Skip to content

OpenBSD 7.0 Release Brings in Improved Apple M1 Support and Adds More Platforms

OpenBSD 7.0 is the 51st OpenBSD release that brings in significant changes and multiple features.

Let’s discover the changes OpenBSD has made.

OpenBSD 7.0: What’s New?

Support for Apple Silicon computers

The team behind OpenBSD is making remarkable progress towards making Apple M1 Macs more functional for OpenBSD.

This progress is packed with the following features:

  • You can install OpenBSD 7.0 on a GPT partition table.
  • You can benefit from the ameliorations USB drivers have seen.
  • OpenBSD 7.0 has made other improvements regarding the support for Apple’s NVMe storage, GPIO controller, and more.

In other words, and soon, running OpenBSD on those Macs will be as easy as running Pop!_os on a system76 laptop. However, in the meantime, OpenBSD is still putting efforts into making this compatibility come true.

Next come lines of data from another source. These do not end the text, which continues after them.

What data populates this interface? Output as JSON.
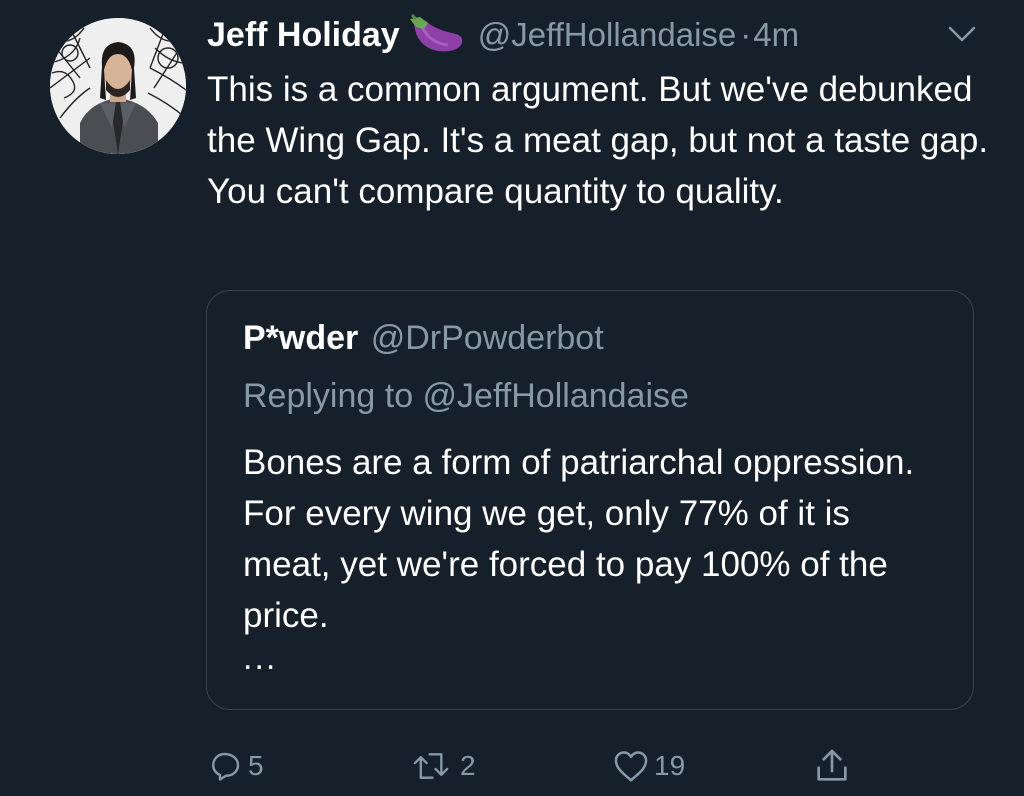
{
  "tweet": {
    "author_name": "Jeff Holiday",
    "author_emoji": "eggplant-emoji",
    "author_handle": "@JeffHollandaise",
    "separator": "·",
    "time": "4m",
    "text": "This is a common argument. But we've debunked the Wing Gap. It's a meat gap, but not a taste gap. You can't compare quantity to quality."
  },
  "quote": {
    "author_name": "P*wder",
    "author_handle": "@DrPowderbot",
    "replying_to": "Replying to @JeffHollandaise",
    "text": "Bones are a form of patriarchal oppression. For every wing we get, only 77% of it is meat, yet we're forced to pay 100% of the price.",
    "more": "..."
  },
  "actions": {
    "reply_count": "5",
    "retweet_count": "2",
    "like_count": "19"
  },
  "colors": {
    "background": "#15202b",
    "text_primary": "#ffffff",
    "text_secondary": "#8899a6",
    "border": "#38444d"
  }
}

A new RISC-V64 Platform Edition for 64-bit RISC-V systems

OpenBSD 7.0 now has the RISC-V architecture offering, which comes under open-source licenses.

Currently, riscv64 for OpenBSD runs on SiFive and Microsemi. So, the added support should be useful.

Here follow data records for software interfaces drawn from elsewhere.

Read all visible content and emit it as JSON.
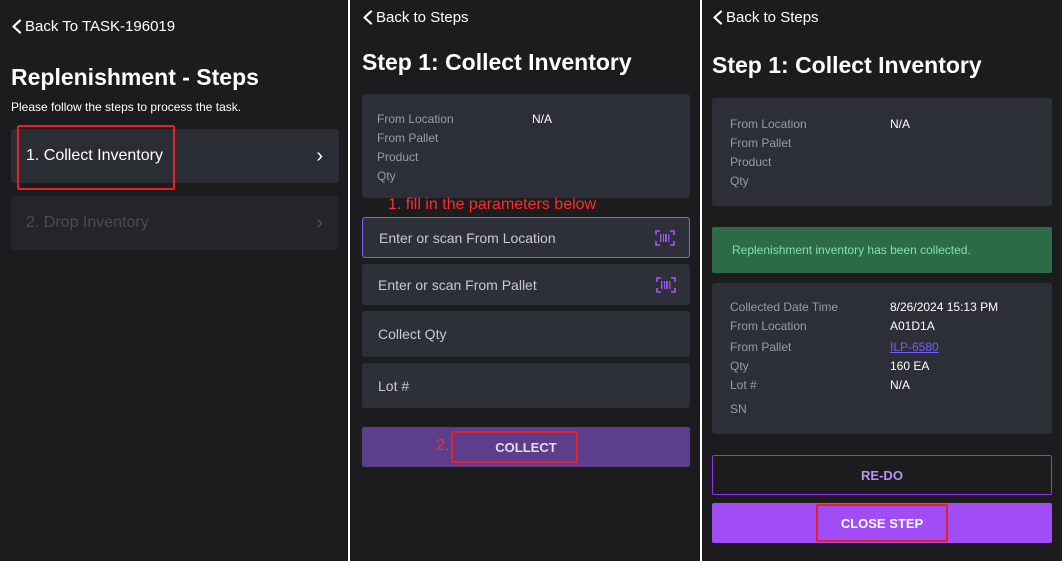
{
  "panel1": {
    "back_label": "Back To TASK-196019",
    "title": "Replenishment - Steps",
    "subtitle": "Please follow the steps to process the task.",
    "steps": [
      {
        "label": "1. Collect Inventory",
        "chevron": "›",
        "state": "active"
      },
      {
        "label": "2. Drop Inventory",
        "chevron": "›",
        "state": "disabled"
      }
    ]
  },
  "panel2": {
    "back_label": "Back to Steps",
    "title": "Step 1: Collect Inventory",
    "info": {
      "labels": [
        "From Location",
        "From Pallet",
        "Product",
        "Qty"
      ],
      "from_location_value": "N/A"
    },
    "annotation_1": "1. fill in the parameters below",
    "inputs": {
      "from_location_placeholder": "Enter or scan From Location",
      "from_pallet_placeholder": "Enter or scan From Pallet",
      "collect_qty_placeholder": "Collect Qty",
      "lot_placeholder": "Lot #"
    },
    "annotation_2": "2.",
    "collect_label": "COLLECT"
  },
  "panel3": {
    "back_label": "Back to Steps",
    "title": "Step 1: Collect Inventory",
    "info": {
      "labels": [
        "From Location",
        "From Pallet",
        "Product",
        "Qty"
      ],
      "from_location_value": "N/A"
    },
    "success_message": "Replenishment inventory has been collected.",
    "details": {
      "collected_date_label": "Collected Date Time",
      "collected_date_value": "8/26/2024 15:13 PM",
      "from_location_label": "From Location",
      "from_location_value": "A01D1A",
      "from_pallet_label": "From Pallet",
      "from_pallet_value": "ILP-6580",
      "qty_label": "Qty",
      "qty_value": "160 EA",
      "lot_label": "Lot #",
      "lot_value": "N/A",
      "sn_label": "SN"
    },
    "redo_label": "RE-DO",
    "close_label": "CLOSE STEP"
  },
  "colors": {
    "background": "#1c1c1e",
    "card": "#2c2f37",
    "accent_purple": "#a14df5",
    "annotation_red": "#e8202a",
    "success_green": "#2d6b48"
  },
  "icons": [
    "chevron-left-icon",
    "chevron-right-icon",
    "barcode-scan-icon"
  ]
}
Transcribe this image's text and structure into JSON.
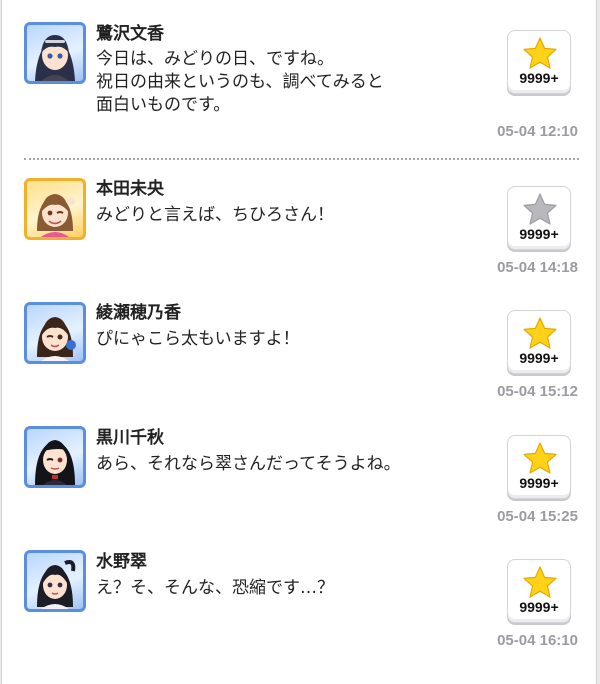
{
  "posts": [
    {
      "name": "鷺沢文香",
      "lines": [
        "今日は、みどりの日、ですね。",
        "祝日の由来というのも、調べてみると",
        "面白いものです。"
      ],
      "like_count": "9999+",
      "liked": true,
      "time": "05-04 12:10",
      "avatar_type": "cool"
    },
    {
      "name": "本田未央",
      "lines": [
        "みどりと言えば、ちひろさん！"
      ],
      "like_count": "9999+",
      "liked": false,
      "time": "05-04 14:18",
      "avatar_type": "passion"
    },
    {
      "name": "綾瀬穂乃香",
      "lines": [
        "ぴにゃこら太もいますよ！"
      ],
      "like_count": "9999+",
      "liked": true,
      "time": "05-04 15:12",
      "avatar_type": "cool"
    },
    {
      "name": "黒川千秋",
      "lines": [
        "あら、それなら翠さんだってそうよね。"
      ],
      "like_count": "9999+",
      "liked": true,
      "time": "05-04 15:25",
      "avatar_type": "cool"
    },
    {
      "name": "水野翠",
      "lines": [
        "え？そ、そんな、恐縮です…？"
      ],
      "like_count": "9999+",
      "liked": true,
      "time": "05-04 16:10",
      "avatar_type": "cool"
    }
  ],
  "colors": {
    "star_active": "#ffd21a",
    "star_inactive": "#b9b9bd",
    "timestamp": "#9b9ba3",
    "cool_frame": "#5a8fe0",
    "passion_frame": "#f0b02a"
  }
}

Other Changes

There are other changes that are no less important, including:

  • OpenBSD has disabled Base-GCC on the amd64 architecture.
  • You will not encounter a kernel panic after a VFS shutdown.
  • The OpenBSD/SGI platform target is discontinued.
  • The Direct Rendering Manager (DRM) is updated to Linux 5.10.65.
  • AMDGPU has now support for Navi 12, Navi 21, Cezanne, and Arcturus.
  • There are new packages like Emacs 27.2, GNOME 40.4, KDE Applications 21.08.1, LLVM/Clang 11.1.0, GCC 8.4.0, Python 2.7.18, Xfce 4.16, and a lot more.
  • More improvements for hardware drivers and SMP.

If you want to know all the technical details (including bug fixes), you should refer to the official announcement.

Summing Up

In brief, the security-focused operating system OpenBSD is making its way towards success.

OpenBSD 7.0 presented more features and more support than before. You can try to install it if you are keen to know the interoperability of this system’s components.

More from It's FOSS...